tep two is yet another twist. You see, I measure SF differently than how I suggest you manage SF deals. We measure in order to manage – not manage the individual deals but manage operations. We monitor the progress of the department a number of ways, but one consistent thing is the need to track your SF volume. To do so, I suggest dealers count any deal (regardless of the finance company or the interest rate) if it originated from SF marketing or SF leads. I also add any deals that were turned from the prime sales desk and eventually funded by a finance company or tier designated by the dealership as SF. That defines the measurement. If comp plans are not in conflict, that measurement should grow.
Managing the deal is a different story. To turn it into something to measure, you must work the customer properly. When it comes down to who should work the deal or how it should be worked, I submit that any deal the desk looks at and is unsure whether it can be spot delivered through a prime credit source is better worked as a SF deal. This will likely include deals with decent credit scores, but significant negative equity. You are much better off knowing in advance what you are working with before you land the customer on a vehicle—especially if they have significant negative equity. The bottom line: you want to maximize your ability to deliver the vehicle, make the customer happy (one way is by spending the minimum amount of their time in the process), and then earn gross profit.

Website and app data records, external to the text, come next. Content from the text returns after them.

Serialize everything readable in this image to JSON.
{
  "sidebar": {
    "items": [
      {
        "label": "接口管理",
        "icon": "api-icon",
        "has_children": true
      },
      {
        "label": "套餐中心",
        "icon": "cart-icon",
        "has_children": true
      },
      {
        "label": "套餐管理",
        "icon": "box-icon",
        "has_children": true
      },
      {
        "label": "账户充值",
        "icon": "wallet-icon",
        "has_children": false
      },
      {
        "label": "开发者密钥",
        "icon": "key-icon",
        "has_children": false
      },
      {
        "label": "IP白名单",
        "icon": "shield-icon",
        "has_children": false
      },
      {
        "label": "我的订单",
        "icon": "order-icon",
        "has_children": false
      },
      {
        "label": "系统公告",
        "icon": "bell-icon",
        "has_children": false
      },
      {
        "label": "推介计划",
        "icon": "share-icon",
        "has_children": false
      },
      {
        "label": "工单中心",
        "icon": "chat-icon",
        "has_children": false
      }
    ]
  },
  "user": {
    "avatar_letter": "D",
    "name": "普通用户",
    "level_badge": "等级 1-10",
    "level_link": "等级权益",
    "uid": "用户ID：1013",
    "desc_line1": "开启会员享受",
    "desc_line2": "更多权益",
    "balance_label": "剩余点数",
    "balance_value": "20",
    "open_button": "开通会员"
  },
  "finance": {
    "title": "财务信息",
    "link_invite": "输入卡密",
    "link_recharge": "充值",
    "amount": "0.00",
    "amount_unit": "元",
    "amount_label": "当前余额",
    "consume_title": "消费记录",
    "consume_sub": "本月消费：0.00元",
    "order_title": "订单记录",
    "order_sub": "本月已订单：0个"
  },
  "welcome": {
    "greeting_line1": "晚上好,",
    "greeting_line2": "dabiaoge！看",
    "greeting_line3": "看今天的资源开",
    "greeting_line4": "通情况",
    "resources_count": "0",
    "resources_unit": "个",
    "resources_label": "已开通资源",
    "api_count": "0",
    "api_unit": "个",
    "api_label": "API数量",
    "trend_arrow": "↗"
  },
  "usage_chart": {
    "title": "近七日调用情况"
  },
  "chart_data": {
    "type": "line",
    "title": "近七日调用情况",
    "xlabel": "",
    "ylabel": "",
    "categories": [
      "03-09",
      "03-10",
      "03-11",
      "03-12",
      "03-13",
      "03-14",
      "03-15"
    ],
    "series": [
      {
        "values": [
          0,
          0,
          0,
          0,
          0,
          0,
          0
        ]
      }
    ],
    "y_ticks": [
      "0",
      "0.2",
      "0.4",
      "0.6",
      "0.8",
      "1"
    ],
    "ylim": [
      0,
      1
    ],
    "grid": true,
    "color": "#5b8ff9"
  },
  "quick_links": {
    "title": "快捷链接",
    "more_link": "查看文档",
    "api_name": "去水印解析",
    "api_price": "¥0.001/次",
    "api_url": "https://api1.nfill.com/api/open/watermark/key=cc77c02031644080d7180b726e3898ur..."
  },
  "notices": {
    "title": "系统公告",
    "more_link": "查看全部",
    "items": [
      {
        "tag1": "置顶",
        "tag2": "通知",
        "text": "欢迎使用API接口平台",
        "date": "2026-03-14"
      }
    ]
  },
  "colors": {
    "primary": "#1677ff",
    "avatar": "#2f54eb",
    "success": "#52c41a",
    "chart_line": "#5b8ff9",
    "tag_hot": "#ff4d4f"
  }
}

Does that mean that there will occasionally be a deal that is miss-called? Of course, it does, but if you are going to make a rule, you have to focus on the norm, not the exceptions. So, what if you mistakenly err on the side of the SF manager? Most likely, the deal will be structured with the maximum front end gross. A deal worked prime that needs to be sub-prime almost always will result in a reduced gross (if it results in a deal at all).
Will this process work in every dealership? Of course not, for a variety of reasons (i.e. the desk isn’t capable of reading credit, the sales process mandates that the customer is landed on a vehicle before credit is pulled, etc.). The bottom line is that in some stores you have to have an arbitrary guide to help make the correct call.
If you have to draw a line, I suggest you make it a thick line – actually more like a band. When you get down below a certain credit score (differs by dealership), it becomes very difficult to take a deal prime. Additionally, there are times when you have a SF customer with a lower score that in a particular situation (maybe an excellent payment history through GMAC or maybe a Toyota Tundra lease) where it is more favorable to take the customer through a prime finance company. If you don’t have conflicting comp plans and everyone wants to find the best way to make a deal, pick a credit range – from a 550 to a 620 for example – and try to have both prime and SF look at the deal to discuss the best plan of action.
This is one time; I can safely say that common sense should prevail. Do whatever it takes to make the correct call based on the talent and the circumstances you have in the dealership. The deals need to get to the department that has the best opportunity to make a deal as early as possible.
Before you ask, implementing these steps could likely involve modifying your sales process and pre-qualifying, but I will save that for another day. For now, simply realize that no matter what, in Special Finance, the earlier you make the correct call and get the deal to the appropriate manager, the better chance you have of putting together a deal, making your customer happy and maximizing the available gross profit.
Until next month,
Make the correct call!
Vok 5, Issue 1